Suicide rates are up by 30 percent across the nation since 1999, federal health officials reported Thursday.
And only about half the people who died by suicide had a known mental health condition, even though depression had been thought to be the major cause of suicide, the Centers for Disease Control and Prevention said.
While many cases of mental illness may have been diagnosed, the CDC also noted that relationship stress, financial troubles and substance abuse were contributing to the trends.
“From 1999 to 2015, suicide rates increased among both sexes, all racial/ethnic groups, and all urbanization levels,” the CDC researchers wrote in their report.
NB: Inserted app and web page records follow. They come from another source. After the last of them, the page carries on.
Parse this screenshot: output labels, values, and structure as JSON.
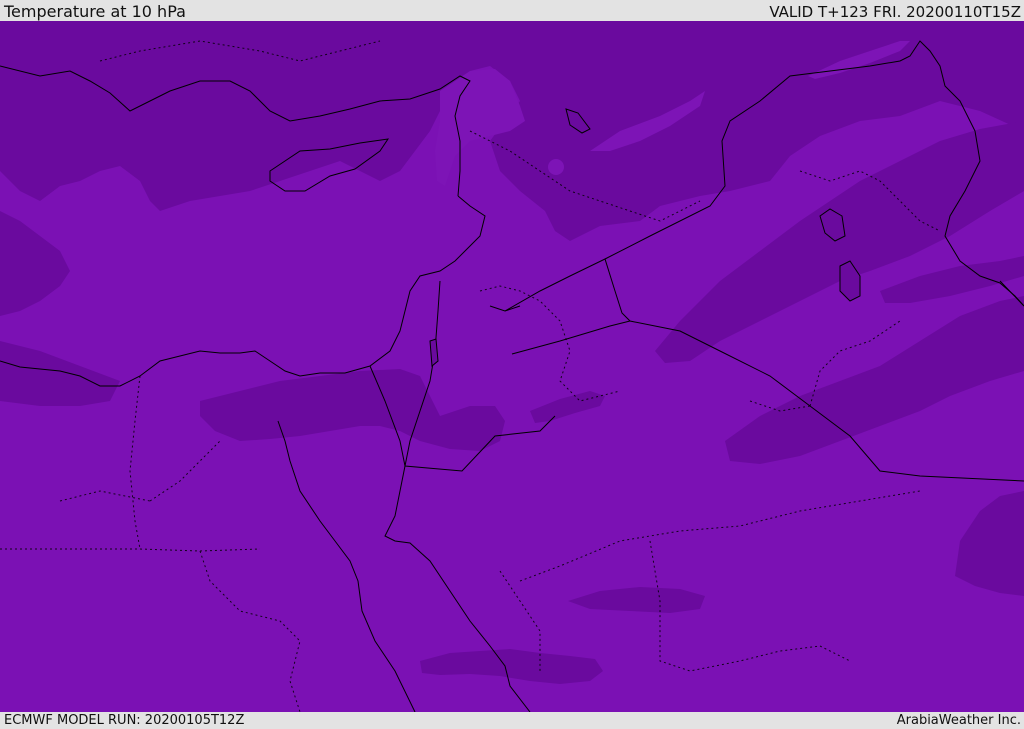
{
  "header": {
    "title": "Temperature at 10 hPa",
    "valid": "VALID T+123 FRI. 20200110T15Z"
  },
  "footer": {
    "model_run": "ECMWF MODEL RUN: 20200105T12Z",
    "brand": "ArabiaWeather Inc."
  },
  "map": {
    "field_colors": {
      "base": "#7b11b4",
      "darker": "#6a0a9e",
      "lighter": "#8b22c6"
    },
    "line_color": "#000000"
  }
}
"Middle-aged adults had the largest number of suicides and a particularly high increase in suicide rates.
These findings are disturbing," said CDC principal deputy director Dr. Anne Schuchat.
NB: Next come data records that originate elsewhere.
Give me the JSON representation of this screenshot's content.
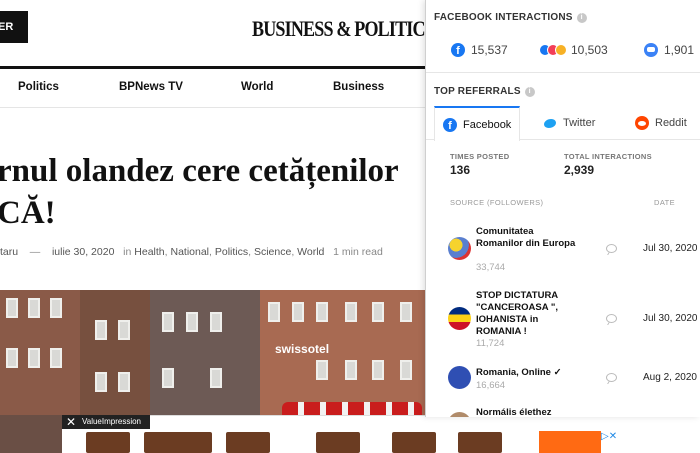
{
  "site": {
    "subscribe_label": "ER",
    "logo": "BUSINESS & POLITICS NEWS",
    "nav": [
      "Politics",
      "BPNews TV",
      "World",
      "Business"
    ],
    "headline_line1": "rnul olandez cere cetățenilor",
    "headline_line2": "CĂ!",
    "meta": {
      "author": "taru",
      "separator": "—",
      "date": "iulie 30, 2020",
      "in_label": "in",
      "categories": [
        "Health",
        "National",
        "Politics",
        "Science",
        "World"
      ],
      "read_time": "1 min read"
    },
    "photo_sign": "swissotel"
  },
  "ad": {
    "close": "✕",
    "brand": "ValueImpression"
  },
  "panel": {
    "facebook_interactions": {
      "title": "FACEBOOK INTERACTIONS",
      "counts": [
        {
          "icon": "facebook-icon",
          "value": "15,537"
        },
        {
          "icon": "reactions-icon",
          "value": "10,503"
        },
        {
          "icon": "comment-icon",
          "value": "1,901"
        }
      ]
    },
    "top_referrals": {
      "title": "TOP REFERRALS",
      "tabs": [
        "Facebook",
        "Twitter",
        "Reddit"
      ],
      "times_posted_label": "TIMES POSTED",
      "times_posted": "136",
      "total_interactions_label": "TOTAL INTERACTIONS",
      "total_interactions": "2,939",
      "col_source": "SOURCE (FOLLOWERS)",
      "col_date": "DATE",
      "rows": [
        {
          "name": "Comunitatea Romanilor din Europa",
          "followers": "33,744",
          "date": "Jul 30, 2020"
        },
        {
          "name": "STOP DICTATURA \"CANCEROASA \", IOHANISTA in ROMANIA !",
          "followers": "11,724",
          "date": "Jul 30, 2020"
        },
        {
          "name": "Romania, Online ✓",
          "followers": "16,664",
          "date": "Aug 2, 2020"
        },
        {
          "name": "Normális élethez",
          "followers": "",
          "date": ""
        }
      ]
    },
    "colors": {
      "facebook": "#1877f2",
      "twitter": "#1da1f2",
      "reddit": "#ff4500"
    }
  }
}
But the CDC team found almost no group is exempt from the rise in suicide rates, except people over age 75. »